> [How to complete this task]
Output the entries verbatim, including every line.

> [Website and app data records]

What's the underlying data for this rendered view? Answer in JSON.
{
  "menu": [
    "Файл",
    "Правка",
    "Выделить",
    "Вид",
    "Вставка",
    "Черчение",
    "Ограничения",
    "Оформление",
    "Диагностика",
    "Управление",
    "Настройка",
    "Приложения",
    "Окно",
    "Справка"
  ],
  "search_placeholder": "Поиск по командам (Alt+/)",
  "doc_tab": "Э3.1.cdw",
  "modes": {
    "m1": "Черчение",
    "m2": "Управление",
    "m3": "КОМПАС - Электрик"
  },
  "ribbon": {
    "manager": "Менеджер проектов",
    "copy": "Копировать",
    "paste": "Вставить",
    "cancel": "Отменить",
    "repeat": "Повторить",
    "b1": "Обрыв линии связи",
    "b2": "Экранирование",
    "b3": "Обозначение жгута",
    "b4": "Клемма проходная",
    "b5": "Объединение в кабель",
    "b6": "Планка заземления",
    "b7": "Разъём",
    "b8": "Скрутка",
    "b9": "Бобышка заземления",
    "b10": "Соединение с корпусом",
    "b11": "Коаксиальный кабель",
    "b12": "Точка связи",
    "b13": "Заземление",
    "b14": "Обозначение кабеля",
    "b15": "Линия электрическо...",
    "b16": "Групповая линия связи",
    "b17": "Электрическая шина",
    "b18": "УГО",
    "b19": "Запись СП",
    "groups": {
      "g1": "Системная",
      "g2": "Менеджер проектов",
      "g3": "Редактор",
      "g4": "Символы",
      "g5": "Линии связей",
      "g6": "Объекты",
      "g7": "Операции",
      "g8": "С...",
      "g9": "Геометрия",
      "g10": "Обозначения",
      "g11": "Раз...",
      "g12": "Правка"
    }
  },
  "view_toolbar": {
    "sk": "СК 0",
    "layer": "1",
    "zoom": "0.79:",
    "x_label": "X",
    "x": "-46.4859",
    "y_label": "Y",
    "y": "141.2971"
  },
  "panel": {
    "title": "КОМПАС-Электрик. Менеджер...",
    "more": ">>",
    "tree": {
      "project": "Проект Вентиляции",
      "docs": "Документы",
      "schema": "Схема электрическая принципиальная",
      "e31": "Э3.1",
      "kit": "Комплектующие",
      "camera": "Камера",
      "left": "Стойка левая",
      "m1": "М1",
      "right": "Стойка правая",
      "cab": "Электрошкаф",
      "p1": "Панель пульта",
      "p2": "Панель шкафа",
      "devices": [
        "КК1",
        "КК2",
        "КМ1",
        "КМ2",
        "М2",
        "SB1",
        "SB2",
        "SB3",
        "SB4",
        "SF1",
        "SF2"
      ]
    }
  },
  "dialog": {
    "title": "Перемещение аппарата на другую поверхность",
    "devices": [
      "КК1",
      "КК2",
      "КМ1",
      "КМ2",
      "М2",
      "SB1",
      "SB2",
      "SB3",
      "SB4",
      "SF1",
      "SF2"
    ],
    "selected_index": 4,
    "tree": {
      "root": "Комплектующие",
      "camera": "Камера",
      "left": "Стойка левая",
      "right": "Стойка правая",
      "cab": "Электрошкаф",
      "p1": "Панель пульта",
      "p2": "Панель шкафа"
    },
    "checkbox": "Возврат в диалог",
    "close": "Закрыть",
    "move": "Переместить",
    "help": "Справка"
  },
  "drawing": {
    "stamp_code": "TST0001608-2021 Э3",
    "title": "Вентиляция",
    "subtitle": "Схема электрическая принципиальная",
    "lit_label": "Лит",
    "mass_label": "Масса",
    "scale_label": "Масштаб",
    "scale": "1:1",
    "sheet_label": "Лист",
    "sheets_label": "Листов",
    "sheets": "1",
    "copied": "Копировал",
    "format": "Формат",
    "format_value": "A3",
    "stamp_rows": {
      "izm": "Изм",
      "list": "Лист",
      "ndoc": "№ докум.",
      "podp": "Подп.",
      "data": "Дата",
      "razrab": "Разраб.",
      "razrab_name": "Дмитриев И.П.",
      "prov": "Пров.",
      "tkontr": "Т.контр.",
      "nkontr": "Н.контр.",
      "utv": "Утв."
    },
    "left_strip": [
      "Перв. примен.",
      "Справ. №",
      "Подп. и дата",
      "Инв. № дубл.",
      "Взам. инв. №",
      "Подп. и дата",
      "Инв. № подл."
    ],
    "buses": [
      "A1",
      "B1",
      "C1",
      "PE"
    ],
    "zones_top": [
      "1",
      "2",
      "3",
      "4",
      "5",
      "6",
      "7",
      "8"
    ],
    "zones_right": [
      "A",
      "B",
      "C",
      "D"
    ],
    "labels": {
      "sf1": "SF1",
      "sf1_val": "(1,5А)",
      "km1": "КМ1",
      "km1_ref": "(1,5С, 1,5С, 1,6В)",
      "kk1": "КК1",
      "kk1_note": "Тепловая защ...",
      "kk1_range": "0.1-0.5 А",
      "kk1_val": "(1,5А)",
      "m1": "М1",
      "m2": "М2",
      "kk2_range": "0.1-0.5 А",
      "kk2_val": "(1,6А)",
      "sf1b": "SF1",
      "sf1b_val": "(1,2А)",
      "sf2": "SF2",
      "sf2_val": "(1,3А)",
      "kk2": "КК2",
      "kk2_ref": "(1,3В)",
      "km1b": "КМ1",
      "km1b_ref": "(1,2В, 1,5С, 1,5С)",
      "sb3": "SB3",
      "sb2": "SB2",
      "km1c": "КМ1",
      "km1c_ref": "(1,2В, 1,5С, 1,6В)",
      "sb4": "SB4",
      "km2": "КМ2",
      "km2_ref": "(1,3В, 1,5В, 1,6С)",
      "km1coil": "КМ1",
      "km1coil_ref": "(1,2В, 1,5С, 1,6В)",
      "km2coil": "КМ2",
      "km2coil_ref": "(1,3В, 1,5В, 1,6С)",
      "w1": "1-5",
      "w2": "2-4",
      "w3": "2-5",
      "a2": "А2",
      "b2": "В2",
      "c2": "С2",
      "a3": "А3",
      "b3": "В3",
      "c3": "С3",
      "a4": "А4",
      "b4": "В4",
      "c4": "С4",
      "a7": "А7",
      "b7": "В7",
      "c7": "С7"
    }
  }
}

> [Completed task]
What's the underlying data for this rendered view? Answer in JSON.
{
  "menu": [
    "Файл",
    "Правка",
    "Выделить",
    "Вид",
    "Вставка",
    "Черчение",
    "Ограничения",
    "Оформление",
    "Диагностика",
    "Управление",
    "Настройка",
    "Приложения",
    "Окно",
    "Справка"
  ],
  "search_placeholder": "Поиск по командам (Alt+/)",
  "doc_tab": "Э3.1.cdw",
  "modes": {
    "m1": "Черчение",
    "m2": "Управление",
    "m3": "КОМПАС - Электрик"
  },
  "ribbon": {
    "manager": "Менеджер проектов",
    "copy": "Копировать",
    "paste": "Вставить",
    "cancel": "Отменить",
    "repeat": "Повторить",
    "b1": "Обрыв линии связи",
    "b2": "Экранирование",
    "b3": "Обозначение жгута",
    "b4": "Клемма проходная",
    "b5": "Объединение в кабель",
    "b6": "Планка заземления",
    "b7": "Разъём",
    "b8": "Скрутка",
    "b9": "Бобышка заземления",
    "b10": "Соединение с корпусом",
    "b11": "Коаксиальный кабель",
    "b12": "Точка связи",
    "b13": "Заземление",
    "b14": "Обозначение кабеля",
    "b15": "Линия электрическо...",
    "b16": "Групповая линия связи",
    "b17": "Электрическая шина",
    "b18": "УГО",
    "b19": "Запись СП",
    "groups": {
      "g1": "Системная",
      "g2": "Менеджер проектов",
      "g3": "Редактор",
      "g4": "Символы",
      "g5": "Линии связей",
      "g6": "Объекты",
      "g7": "Операции",
      "g8": "С...",
      "g9": "Геометрия",
      "g10": "Обозначения",
      "g11": "Раз...",
      "g12": "Правка"
    }
  },
  "view_toolbar": {
    "sk": "СК 0",
    "layer": "1",
    "zoom": "0.79:",
    "x_label": "X",
    "x": "-46.4859",
    "y_label": "Y",
    "y": "141.2971"
  },
  "panel": {
    "title": "КОМПАС-Электрик. Менеджер...",
    "more": ">>",
    "tree": {
      "project": "Проект Вентиляции",
      "docs": "Документы",
      "schema": "Схема электрическая принципиальная",
      "e31": "Э3.1",
      "kit": "Комплектующие",
      "camera": "Камера",
      "left": "Стойка левая",
      "m1": "М1",
      "right": "Стойка правая",
      "cab": "Электрошкаф",
      "p1": "Панель пульта",
      "p2": "Панель шкафа",
      "devices": [
        "КК1",
        "КК2",
        "КМ1",
        "КМ2",
        "М2",
        "SB1",
        "SB2",
        "SB3",
        "SB4",
        "SF1",
        "SF2"
      ]
    }
  },
  "dialog": {
    "title": "Перемещение аппарата на другую поверхность",
    "devices": [
      "КК1",
      "КК2",
      "КМ1",
      "КМ2",
      "М2",
      "SB1",
      "SB2",
      "SB3",
      "SB4",
      "SF1",
      "SF2"
    ],
    "selected_index": 4,
    "tree": {
      "root": "Комплектующие",
      "camera": "Камера",
      "left": "Стойка левая",
      "right": "Стойка правая",
      "cab": "Электрошкаф",
      "p1": "Панель пульта",
      "p2": "Панель шкафа"
    },
    "checkbox": "Возврат в диалог",
    "close": "Закрыть",
    "move": "Переместить",
    "help": "Справка"
  },
  "drawing": {
    "stamp_code": "TST0001608-2021 Э3",
    "title": "Вентиляция",
    "subtitle": "Схема электрическая принципиальная",
    "lit_label": "Лит",
    "mass_label": "Масса",
    "scale_label": "Масштаб",
    "scale": "1:1",
    "sheet_label": "Лист",
    "sheets_label": "Листов",
    "sheets": "1",
    "copied": "Копировал",
    "format": "Формат",
    "format_value": "A3",
    "stamp_rows": {
      "izm": "Изм",
      "list": "Лист",
      "ndoc": "№ докум.",
      "podp": "Подп.",
      "data": "Дата",
      "razrab": "Разраб.",
      "razrab_name": "Дмитриев И.П.",
      "prov": "Пров.",
      "tkontr": "Т.контр.",
      "nkontr": "Н.контр.",
      "utv": "Утв."
    },
    "left_strip": [
      "Перв. примен.",
      "Справ. №",
      "Подп. и дата",
      "Инв. № дубл.",
      "Взам. инв. №",
      "Подп. и дата",
      "Инв. № подл."
    ],
    "buses": [
      "A1",
      "B1",
      "C1",
      "PE"
    ],
    "zones_top": [
      "1",
      "2",
      "3",
      "4",
      "5",
      "6",
      "7",
      "8"
    ],
    "zones_right": [
      "A",
      "B",
      "C",
      "D"
    ],
    "labels": {
      "sf1": "SF1",
      "sf1_val": "(1,5А)",
      "km1": "КМ1",
      "km1_ref": "(1,5С, 1,5С, 1,6В)",
      "kk1": "КК1",
      "kk1_note": "Тепловая защ...",
      "kk1_range": "0.1-0.5 А",
      "kk1_val": "(1,5А)",
      "m1": "М1",
      "m2": "М2",
      "kk2_range": "0.1-0.5 А",
      "kk2_val": "(1,6А)",
      "sf1b": "SF1",
      "sf1b_val": "(1,2А)",
      "sf2": "SF2",
      "sf2_val": "(1,3А)",
      "kk2": "КК2",
      "kk2_ref": "(1,3В)",
      "km1b": "КМ1",
      "km1b_ref": "(1,2В, 1,5С, 1,5С)",
      "sb3": "SB3",
      "sb2": "SB2",
      "km1c": "КМ1",
      "km1c_ref": "(1,2В, 1,5С, 1,6В)",
      "sb4": "SB4",
      "km2": "КМ2",
      "km2_ref": "(1,3В, 1,5В, 1,6С)",
      "km1coil": "КМ1",
      "km1coil_ref": "(1,2В, 1,5С, 1,6В)",
      "km2coil": "КМ2",
      "km2coil_ref": "(1,3В, 1,5В, 1,6С)",
      "w1": "1-5",
      "w2": "2-4",
      "w3": "2-5",
      "a2": "А2",
      "b2": "В2",
      "c2": "С2",
      "a3": "А3",
      "b3": "В3",
      "c3": "С3",
      "a4": "А4",
      "b4": "В4",
      "c4": "С4",
      "a7": "А7",
      "b7": "В7",
      "c7": "С7"
    }
  }
}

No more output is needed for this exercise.